Tuesday, July 7, 2009

Podcast: Crypto-Gram 15 April 2007: Limiting the degree to which each individual must be trusted

from the Apr 15, 2007 Crypto-Gram Newsletter
by Bruce Schneier

* JavaScript Hijacking

JavaScript hijacking is a new type of eavesdropping attack against Ajax-style Web applications. The attack is possible because Web browsers don't protect JavaScript the same way they protect HTML; if a Web application transfers confidential data using messages written in JavaScript, in some cases the messages can be read by an attacker.
Like so many of these sorts of vulnerabilities, preventing the class of attacks is easy. In many cases, it requires just a few additional lines of code. And like so many software security problems, programmers need to understand the security implications of their work so they can mitigate the risks they face. But my guess is that JavaScript hijacking won't be solved so easily, because programmers don't understand the security implications of their work and won't prevent the attacks.

* U.S. Government Contractor Injects Malicious Software into Critical Military Computers

One of the ways to deal with the problem of trusted individuals is by making sure they're trustworthy. The clearance process is supposed to handle that. But given the enormous damage that a single person can do here, it makes a lot of sense to add a second security mechanism: limiting the degree to which each individual must be trusted.
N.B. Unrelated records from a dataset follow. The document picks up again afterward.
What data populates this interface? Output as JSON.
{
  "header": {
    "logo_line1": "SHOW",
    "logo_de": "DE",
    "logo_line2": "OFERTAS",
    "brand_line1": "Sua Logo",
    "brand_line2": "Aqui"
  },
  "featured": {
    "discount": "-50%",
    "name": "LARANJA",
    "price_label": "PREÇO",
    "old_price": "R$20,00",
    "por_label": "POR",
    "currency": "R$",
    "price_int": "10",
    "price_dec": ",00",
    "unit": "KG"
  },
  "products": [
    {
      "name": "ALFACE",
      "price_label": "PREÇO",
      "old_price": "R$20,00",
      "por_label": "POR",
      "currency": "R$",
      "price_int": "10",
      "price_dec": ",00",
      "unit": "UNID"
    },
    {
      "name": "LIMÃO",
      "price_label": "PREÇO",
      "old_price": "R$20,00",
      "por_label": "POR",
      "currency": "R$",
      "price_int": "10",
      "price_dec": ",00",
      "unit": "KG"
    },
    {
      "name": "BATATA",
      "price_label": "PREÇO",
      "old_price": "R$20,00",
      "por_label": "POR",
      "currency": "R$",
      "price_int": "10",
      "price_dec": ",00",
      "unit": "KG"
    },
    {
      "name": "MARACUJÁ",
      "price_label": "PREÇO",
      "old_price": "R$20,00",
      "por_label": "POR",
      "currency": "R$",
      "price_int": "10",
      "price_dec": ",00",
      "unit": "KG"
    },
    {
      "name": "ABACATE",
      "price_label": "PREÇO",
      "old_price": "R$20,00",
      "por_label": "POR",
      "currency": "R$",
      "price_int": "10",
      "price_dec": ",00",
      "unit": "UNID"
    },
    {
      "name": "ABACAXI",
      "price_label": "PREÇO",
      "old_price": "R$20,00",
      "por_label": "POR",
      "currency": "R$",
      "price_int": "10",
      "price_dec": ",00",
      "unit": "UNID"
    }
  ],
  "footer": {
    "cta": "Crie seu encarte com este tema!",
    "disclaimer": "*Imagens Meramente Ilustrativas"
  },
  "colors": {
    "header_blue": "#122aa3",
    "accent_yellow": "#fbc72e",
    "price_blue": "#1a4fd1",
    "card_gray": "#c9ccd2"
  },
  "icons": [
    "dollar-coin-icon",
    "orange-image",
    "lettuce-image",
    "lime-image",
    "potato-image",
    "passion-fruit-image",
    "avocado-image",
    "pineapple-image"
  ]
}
A decent system of code reviews, or change auditing, would go a long way to reduce the risk of this sort of thing.

time 13:11
PS: this is my cheat sheet of Bruce Schneier's Podcast:

Labels: ,


Post a Comment

Subscribe to Post Comments [Atom]

<< Home